Calvinists like John Piper say that they are also Arminians (plus some more). I am not like them. I am not an Arminian also. While they do philosophy about “common grace” and “offering what Christ didn’t do”, I am sticking with Scripture. They are welcome to all the labels like classical and evangelical.
Lutherans teach baptismal regeneration and that the once justified can become apostate and that Christ died for all sinners. While Lutherans are not exactly Arminians, I am not bound to a Reformed confession. I am content to talk about the righteousness, the justice, what really happened at the death of Christ.
I judge that Arminians are still ignorant of the gospel, not yet Christians. The nicer and kinder Calvinists of whom Arminians approve judge that I am simply ignorant, and that I am incapable of understanding what I read from them.
I appreciate it when Arminians and tolerant Calvinists begin to see that we are not talking about two versions of the same thing, with one group being on the better side of the road.
There is no contradiction between the idea of God saving as many as believe, and the many Scripture texts which teach that God has chosen some sinners to salvation, and to believe. I Cor 1:16 “The word of the cross is folly to those who are perishing, but to us who are being saved it is the power of God.”

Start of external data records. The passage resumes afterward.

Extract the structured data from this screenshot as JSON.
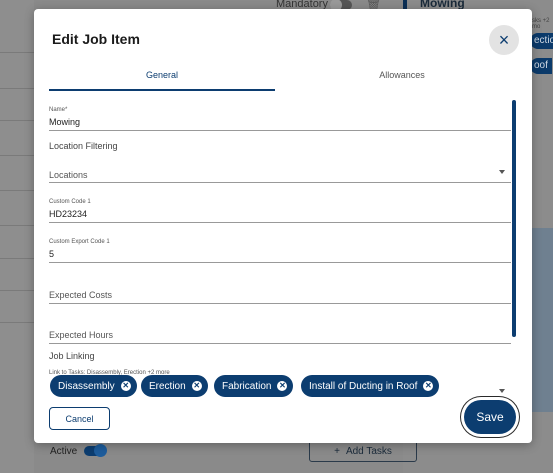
{
  "background": {
    "mandatory_label": "Mandatory",
    "right_panel_title": "Mowing",
    "right_panel_sub": "sks +2 mo",
    "right_chip_1": "ectio",
    "right_chip_2": "oof",
    "active_label": "Active",
    "add_tasks_label": "Add Tasks",
    "add_tasks_icon": "+"
  },
  "modal": {
    "title": "Edit Job Item",
    "close_icon": "×",
    "tabs": [
      {
        "label": "General",
        "active": true
      },
      {
        "label": "Allowances",
        "active": false
      }
    ],
    "fields": {
      "name": {
        "label": "Name*",
        "value": "Mowing"
      },
      "location_filtering": {
        "label": "Location Filtering"
      },
      "locations": {
        "placeholder": "Locations"
      },
      "custom_code_1": {
        "label": "Custom Code 1",
        "value": "HD23234"
      },
      "custom_export_code_1": {
        "label": "Custom Export Code 1",
        "value": "5"
      },
      "expected_costs": {
        "placeholder": "Expected Costs"
      },
      "expected_hours": {
        "placeholder": "Expected Hours"
      },
      "job_linking": {
        "label": "Job Linking"
      },
      "link_to_tasks": {
        "label": "Link to Tasks: Disassembly, Erection +2 more"
      }
    },
    "chips": [
      "Disassembly",
      "Erection",
      "Fabrication",
      "Install of Ducting in Roof"
    ],
    "chip_remove_icon": "✕",
    "cancel_label": "Cancel",
    "save_label": "Save"
  },
  "colors": {
    "primary": "#0c3d70",
    "overlay": "#8a8a8a"
  }
}
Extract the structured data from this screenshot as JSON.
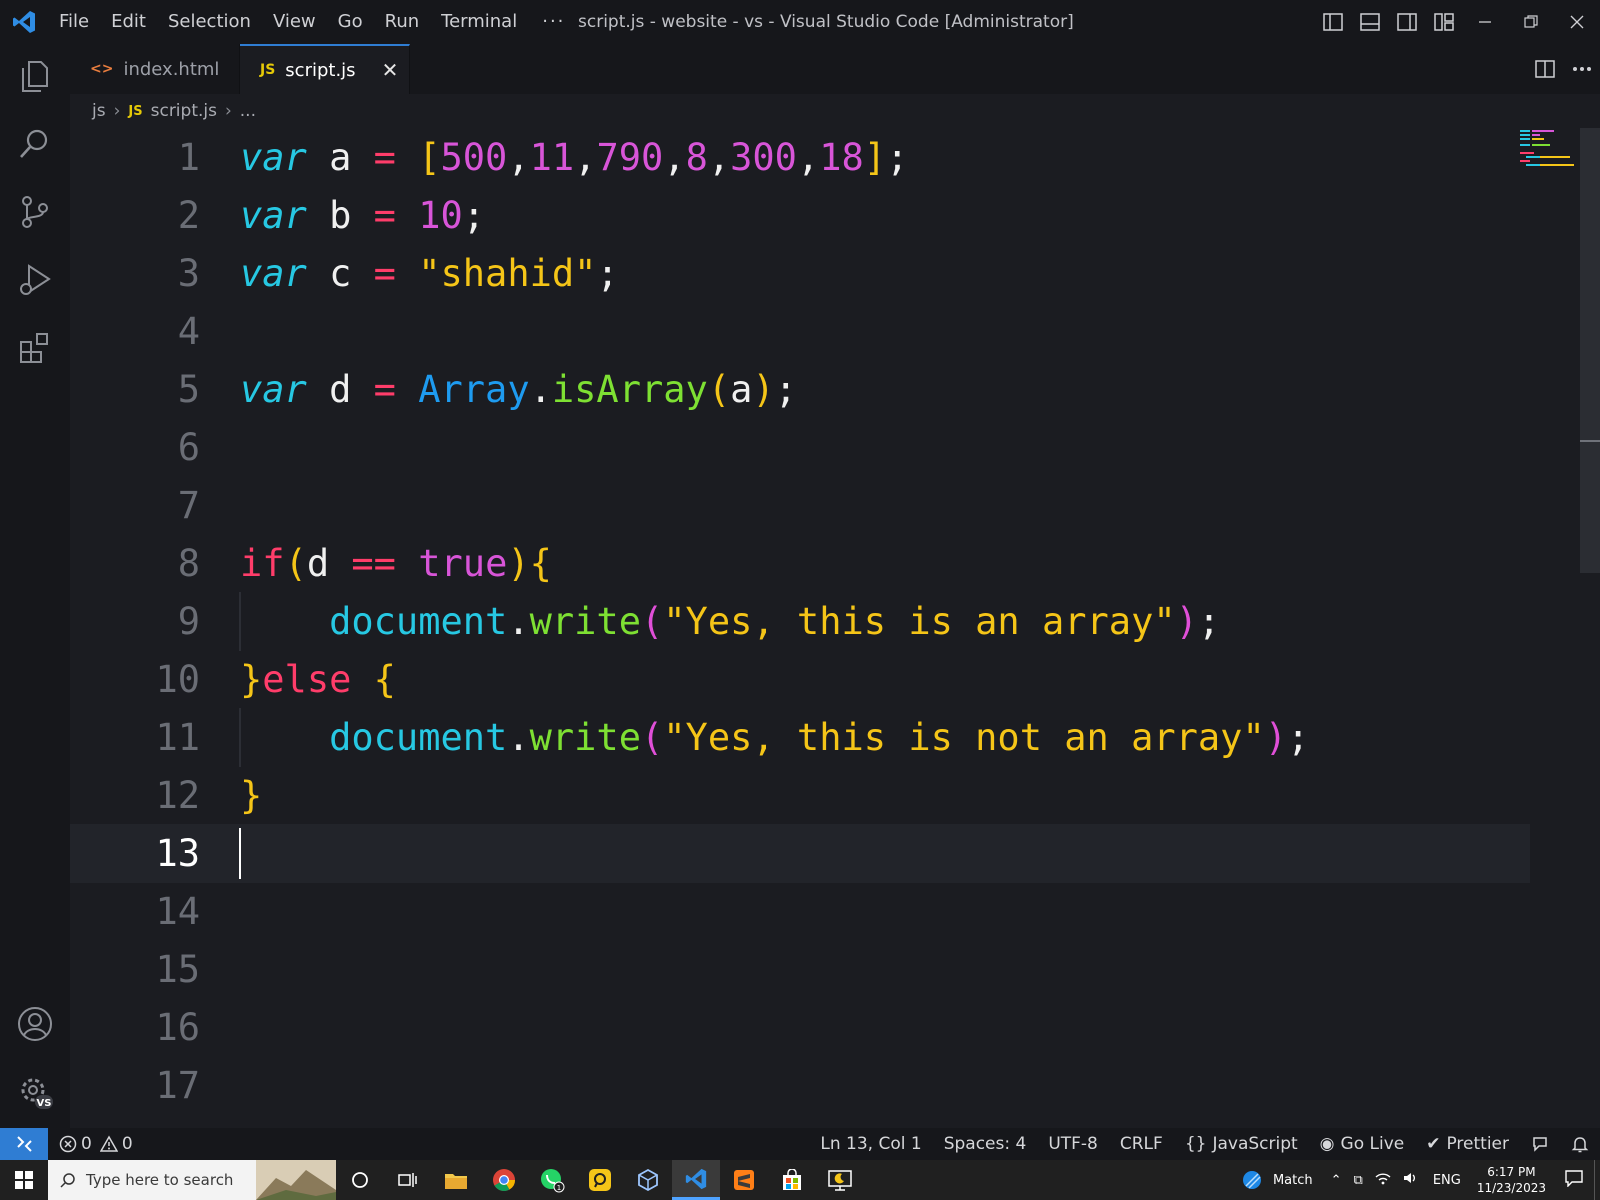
{
  "window": {
    "title": "script.js - website - vs - Visual Studio Code [Administrator]",
    "menu": [
      "File",
      "Edit",
      "Selection",
      "View",
      "Go",
      "Run",
      "Terminal"
    ],
    "more": "···"
  },
  "tabs": [
    {
      "label": "index.html",
      "icon": "<>"
    },
    {
      "label": "script.js",
      "icon": "JS",
      "active": true,
      "close": "✕"
    }
  ],
  "breadcrumb": {
    "folder": "js",
    "file_icon": "JS",
    "file": "script.js",
    "more": "..."
  },
  "editor": {
    "line_numbers": [
      "1",
      "2",
      "3",
      "4",
      "5",
      "6",
      "7",
      "8",
      "9",
      "10",
      "11",
      "12",
      "13",
      "14",
      "15",
      "16",
      "17"
    ],
    "current_line": 13,
    "lines": {
      "l1": {
        "kw": "var",
        "name": " a ",
        "op": "=",
        "open": " [",
        "n1": "500",
        "n2": "11",
        "n3": "790",
        "n4": "8",
        "n5": "300",
        "n6": "18",
        "comma": ",",
        "close": "]",
        "semi": ";"
      },
      "l2": {
        "kw": "var",
        "name": " b ",
        "op": "=",
        "num": " 10",
        "semi": ";"
      },
      "l3": {
        "kw": "var",
        "name": " c ",
        "op": "=",
        "str": " \"shahid\"",
        "semi": ";"
      },
      "l5": {
        "kw": "var",
        "name": " d ",
        "op": "=",
        "cls": " Array",
        "dot": ".",
        "fn": "isArray",
        "po": "(",
        "arg": "a",
        "pc": ")",
        "semi": ";"
      },
      "l8": {
        "ctl": "if",
        "po": "(",
        "var": "d ",
        "op": "==",
        "bool": " true",
        "pc": ")",
        "brace": "{"
      },
      "l9": {
        "indent": "    ",
        "obj": "document",
        "dot": ".",
        "fn": "write",
        "po": "(",
        "str": "\"Yes, this is an array\"",
        "pc": ")",
        "semi": ";"
      },
      "l10": {
        "brace": "}",
        "ctl": "else",
        "sp": " ",
        "open": "{"
      },
      "l11": {
        "indent": "    ",
        "obj": "document",
        "dot": ".",
        "fn": "write",
        "po": "(",
        "str": "\"Yes, this is not an array\"",
        "pc": ")",
        "semi": ";"
      },
      "l12": {
        "brace": "}"
      }
    }
  },
  "status": {
    "errors": "0",
    "warnings": "0",
    "position": "Ln 13, Col 1",
    "spaces": "Spaces: 4",
    "encoding": "UTF-8",
    "eol": "CRLF",
    "language": "JavaScript",
    "golive": "Go Live",
    "prettier": "Prettier"
  },
  "taskbar": {
    "search_placeholder": "Type here to search",
    "weather": "Match",
    "lang": "ENG",
    "time": "6:17 PM",
    "date": "11/23/2023",
    "whatsapp_badge": "1"
  },
  "colors": {
    "accent": "#2f7dd3",
    "keyword": "#27c8e3",
    "operator": "#ff3d6a",
    "number": "#d855d8",
    "string": "#f5c518",
    "function": "#7ee033"
  }
}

It is a false Calvinism which would teach that God saves people apart from the true gospel. I Cor 1:16 teaches that the message of the cross (the death, what was it for, what difference did it make?) is the power of God. Where there is a false gospel, there is no power of God to save. The necessity of believing the gospel by no means contradicts the truth that “God chose you to be saved through sanctification by the Spirit and belief in the truth.” (II Thess 2:13)
The false teachers of adding circumcision do not deny that Jesus died, but they deny that the death alone saves. Since Arminians teach that Jesus died for every sinner, but not every sinner will be saved, then Arminians also deny that the death alone saves. It’s something else added which must save, according to their view.
The Scripture teaches that there is a repentance which does not please God, and a repentance which does. Any repenting that thinks that it’s the extra thing (besides the cross alone) which will make the cross work is a repenting which God finds to be an abomination. Such a repenting sets itself up in competition with Christ’s death.
Some Arminians think there is only kind of Calvinism, the kind they know, the kind which they approve.
Unconditional election is incompatible with “the free offer”. I agree on this point with Arminians against all those Reformed people in the middle. That being the case, I find it ironic that these same Arminians fault me for not being an “orthodox Calvinist”.
If their point is that “orthodox Calvinists” contradict themselves, then why would they want me to be one of those guys. Unless of course they need a strawman which says that all Calvinists contradict themselves!